Web page and app entries |

-- Opening Marker --

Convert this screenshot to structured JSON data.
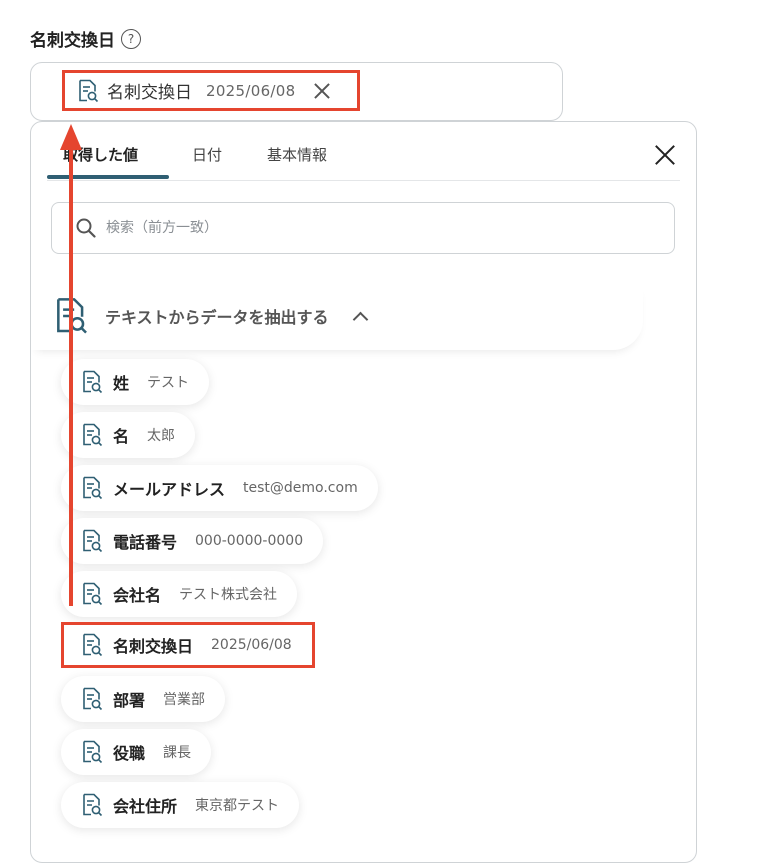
{
  "field": {
    "label": "名刺交換日",
    "help_icon": "question-circle-icon"
  },
  "input": {
    "chip_name": "名刺交換日",
    "chip_value": "2025/06/08"
  },
  "panel": {
    "tabs": [
      {
        "label": "取得した値",
        "active": true
      },
      {
        "label": "日付"
      },
      {
        "label": "基本情報"
      }
    ],
    "search_placeholder": "検索（前方一致）",
    "group_title": "テキストからデータを抽出する",
    "items": [
      {
        "name": "姓",
        "value": "テスト"
      },
      {
        "name": "名",
        "value": "太郎"
      },
      {
        "name": "メールアドレス",
        "value": "test@demo.com"
      },
      {
        "name": "電話番号",
        "value": "000-0000-0000"
      },
      {
        "name": "会社名",
        "value": "テスト株式会社"
      },
      {
        "name": "名刺交換日",
        "value": "2025/06/08",
        "highlighted": true
      },
      {
        "name": "部署",
        "value": "営業部"
      },
      {
        "name": "役職",
        "value": "課長"
      },
      {
        "name": "会社住所",
        "value": "東京都テスト"
      }
    ]
  },
  "colors": {
    "highlight": "#e5452f",
    "tab_accent": "#2f5f73",
    "icon": "#2f5f73"
  }
}
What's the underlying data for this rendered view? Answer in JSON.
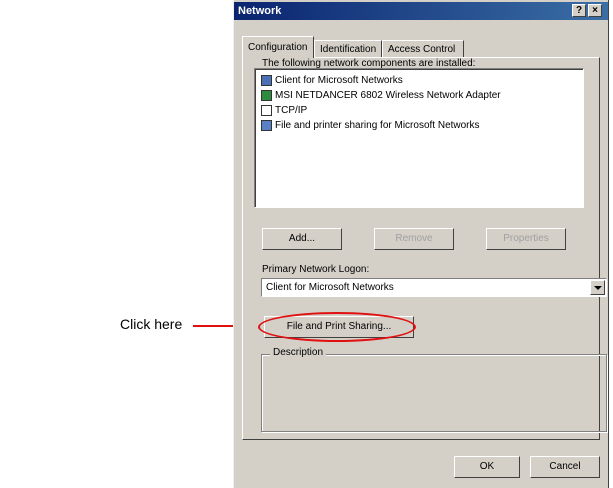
{
  "annotation": {
    "text": "Click here",
    "color": "#e01010"
  },
  "window": {
    "title": "Network",
    "help_button": "?",
    "close_button": "×"
  },
  "tabs": [
    {
      "label": "Configuration",
      "active": true
    },
    {
      "label": "Identification",
      "active": false
    },
    {
      "label": "Access Control",
      "active": false
    }
  ],
  "components": {
    "heading": "The following network components are installed:",
    "items": [
      {
        "label": "Client for Microsoft Networks",
        "icon": "client-icon"
      },
      {
        "label": "MSI NETDANCER 6802 Wireless Network Adapter",
        "icon": "adapter-icon"
      },
      {
        "label": "TCP/IP",
        "icon": "protocol-icon"
      },
      {
        "label": "File and printer sharing for Microsoft Networks",
        "icon": "service-icon"
      }
    ]
  },
  "buttons": {
    "add": "Add...",
    "remove": "Remove",
    "properties": "Properties",
    "file_print_sharing": "File and Print Sharing...",
    "ok": "OK",
    "cancel": "Cancel"
  },
  "logon": {
    "label": "Primary Network Logon:",
    "value": "Client for Microsoft Networks"
  },
  "description": {
    "label": "Description"
  }
}
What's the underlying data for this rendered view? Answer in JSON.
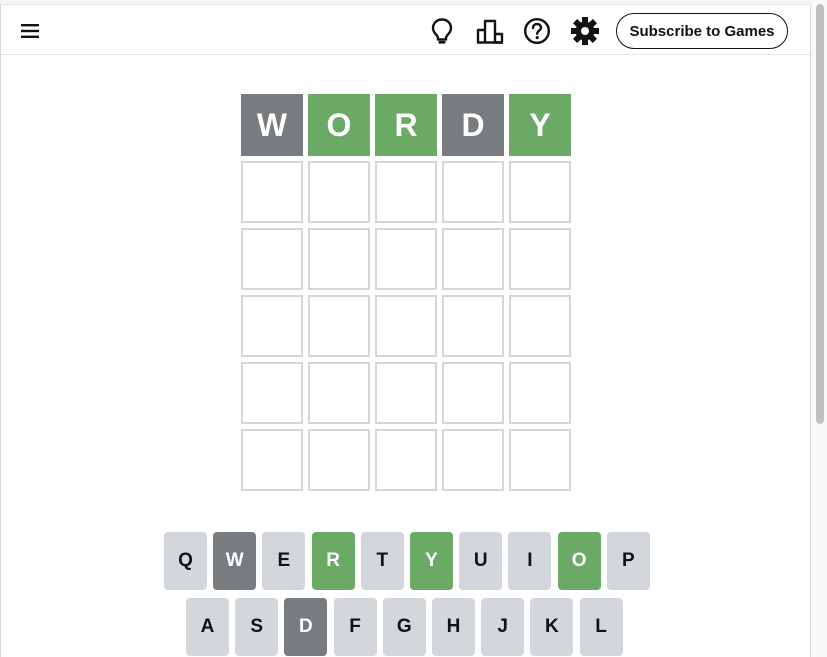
{
  "header": {
    "menu_icon": "hamburger-menu-icon",
    "hint_icon": "lightbulb-icon",
    "stats_icon": "bar-chart-icon",
    "help_icon": "question-mark-icon",
    "settings_icon": "gear-icon",
    "subscribe_label": "Subscribe to Games"
  },
  "colors": {
    "correct": "#6aaa64",
    "absent": "#787c7e",
    "key_default": "#d3d6da",
    "empty_border": "#d3d6da"
  },
  "board": {
    "rows": [
      [
        {
          "letter": "W",
          "state": "absent"
        },
        {
          "letter": "O",
          "state": "correct"
        },
        {
          "letter": "R",
          "state": "correct"
        },
        {
          "letter": "D",
          "state": "absent"
        },
        {
          "letter": "Y",
          "state": "correct"
        }
      ],
      [
        {
          "letter": "",
          "state": "empty"
        },
        {
          "letter": "",
          "state": "empty"
        },
        {
          "letter": "",
          "state": "empty"
        },
        {
          "letter": "",
          "state": "empty"
        },
        {
          "letter": "",
          "state": "empty"
        }
      ],
      [
        {
          "letter": "",
          "state": "empty"
        },
        {
          "letter": "",
          "state": "empty"
        },
        {
          "letter": "",
          "state": "empty"
        },
        {
          "letter": "",
          "state": "empty"
        },
        {
          "letter": "",
          "state": "empty"
        }
      ],
      [
        {
          "letter": "",
          "state": "empty"
        },
        {
          "letter": "",
          "state": "empty"
        },
        {
          "letter": "",
          "state": "empty"
        },
        {
          "letter": "",
          "state": "empty"
        },
        {
          "letter": "",
          "state": "empty"
        }
      ],
      [
        {
          "letter": "",
          "state": "empty"
        },
        {
          "letter": "",
          "state": "empty"
        },
        {
          "letter": "",
          "state": "empty"
        },
        {
          "letter": "",
          "state": "empty"
        },
        {
          "letter": "",
          "state": "empty"
        }
      ],
      [
        {
          "letter": "",
          "state": "empty"
        },
        {
          "letter": "",
          "state": "empty"
        },
        {
          "letter": "",
          "state": "empty"
        },
        {
          "letter": "",
          "state": "empty"
        },
        {
          "letter": "",
          "state": "empty"
        }
      ]
    ]
  },
  "keyboard": {
    "rows": [
      [
        {
          "key": "Q",
          "state": "default"
        },
        {
          "key": "W",
          "state": "absent"
        },
        {
          "key": "E",
          "state": "default"
        },
        {
          "key": "R",
          "state": "correct"
        },
        {
          "key": "T",
          "state": "default"
        },
        {
          "key": "Y",
          "state": "correct"
        },
        {
          "key": "U",
          "state": "default"
        },
        {
          "key": "I",
          "state": "default"
        },
        {
          "key": "O",
          "state": "correct"
        },
        {
          "key": "P",
          "state": "default"
        }
      ],
      [
        {
          "key": "A",
          "state": "default"
        },
        {
          "key": "S",
          "state": "default"
        },
        {
          "key": "D",
          "state": "absent"
        },
        {
          "key": "F",
          "state": "default"
        },
        {
          "key": "G",
          "state": "default"
        },
        {
          "key": "H",
          "state": "default"
        },
        {
          "key": "J",
          "state": "default"
        },
        {
          "key": "K",
          "state": "default"
        },
        {
          "key": "L",
          "state": "default"
        }
      ]
    ]
  }
}
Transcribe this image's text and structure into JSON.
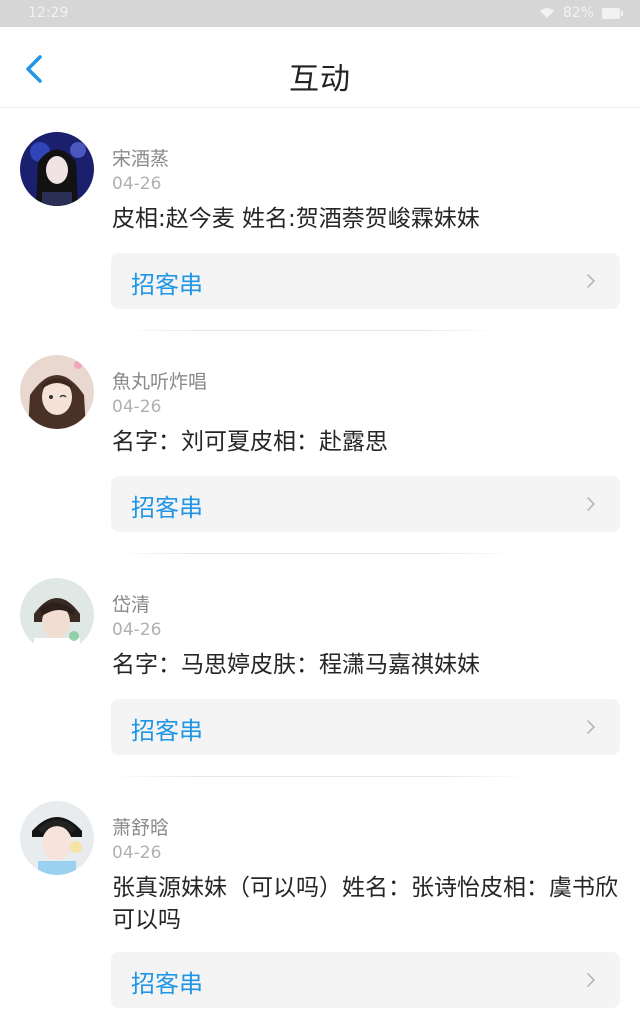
{
  "status_bar": {
    "time": "12:29",
    "battery": "82%"
  },
  "header": {
    "title": "互动"
  },
  "posts": [
    {
      "name": "宋酒蒸",
      "date": "04-26",
      "text": "皮相:赵今麦 姓名:贺酒萘贺峻霖妹妹",
      "link": "招客串"
    },
    {
      "name": "魚丸听炸唱",
      "date": "04-26",
      "text": "名字：刘可夏皮相：赴露思",
      "link": "招客串"
    },
    {
      "name": "岱清",
      "date": "04-26",
      "text": "名字：马思婷皮肤：程潇马嘉祺妹妹",
      "link": "招客串"
    },
    {
      "name": "萧舒晗",
      "date": "04-26",
      "text": "张真源妹妹（可以吗）姓名：张诗怡皮相：虞书欣可以吗",
      "link": "招客串"
    }
  ]
}
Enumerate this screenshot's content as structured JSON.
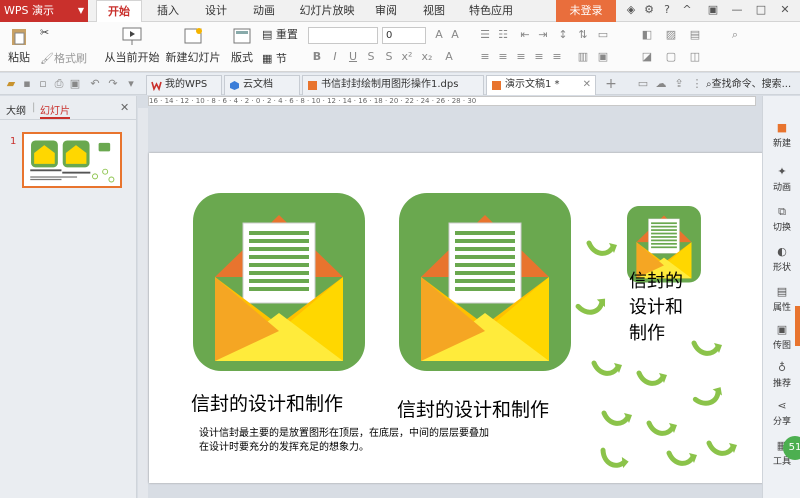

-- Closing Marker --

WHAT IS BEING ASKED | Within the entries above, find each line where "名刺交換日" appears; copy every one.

TASK RESPONSE |
    "label": "名刺交換日",
    "chip_name": "名刺交換日",
        "name": "名刺交換日",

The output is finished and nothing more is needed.